So here’s today’s Arbitrary But Fun exercise: what are some of the most effective opening and closing statements in the popular music canon?
Three qualifications to this question. One, no Beatles allowed.
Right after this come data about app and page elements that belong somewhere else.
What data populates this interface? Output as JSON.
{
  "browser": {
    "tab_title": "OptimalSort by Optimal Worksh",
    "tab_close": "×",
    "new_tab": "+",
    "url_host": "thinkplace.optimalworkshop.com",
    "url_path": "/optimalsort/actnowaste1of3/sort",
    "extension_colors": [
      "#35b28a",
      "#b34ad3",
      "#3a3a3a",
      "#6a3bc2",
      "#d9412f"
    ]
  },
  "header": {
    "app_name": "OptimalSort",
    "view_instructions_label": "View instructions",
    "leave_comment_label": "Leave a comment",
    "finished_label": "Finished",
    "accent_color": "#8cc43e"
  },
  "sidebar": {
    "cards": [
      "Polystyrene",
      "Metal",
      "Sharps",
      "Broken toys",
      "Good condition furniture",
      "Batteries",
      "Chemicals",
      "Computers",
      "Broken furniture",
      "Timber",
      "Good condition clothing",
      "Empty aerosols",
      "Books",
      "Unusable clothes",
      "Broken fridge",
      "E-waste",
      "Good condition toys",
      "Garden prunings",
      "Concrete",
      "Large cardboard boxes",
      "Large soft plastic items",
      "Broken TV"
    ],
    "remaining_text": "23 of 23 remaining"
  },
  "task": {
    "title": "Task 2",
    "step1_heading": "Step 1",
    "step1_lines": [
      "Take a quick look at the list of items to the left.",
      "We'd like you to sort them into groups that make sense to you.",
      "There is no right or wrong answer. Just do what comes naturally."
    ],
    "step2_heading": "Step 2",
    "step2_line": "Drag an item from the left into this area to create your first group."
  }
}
The Beatles were, among other things, exceptionally conscious of the opening/ closing dynamic, and before anyone cites that Pepper record at me, I hasten to point out that their very first album, opening with “I Saw Her Standing There” and closing with “Twist and Shout,” is just as invested in the opening/ closing effect as is their more “mature” work, right through McCartney’s savvy decision not to end their recording career with “The End.” Two, while avoiding the Beatles, one might also consider opening statements that are too self-conscious as opening statements, like Mr. McManus’s “I just don’t know where to begin” on Armed Forces and his followup self-conscious commentary on his alter-ego-consciousness in King of America’s “Brilliant Mistake.” And three, you could take note of the opposite strategy, the one preferred in the 1990s by, among others, Archers of Loaf (opening Vee Vee not with “Harnessed in Slums” but with the throwaway “Step into the Light”) and Liz Phair (opening Whip-Smart not with “Supernova” but with the droning “Chopsticks”): making an opening statement by not making an opening statement.
And now, if someone would be so kind as to take me to the bridge.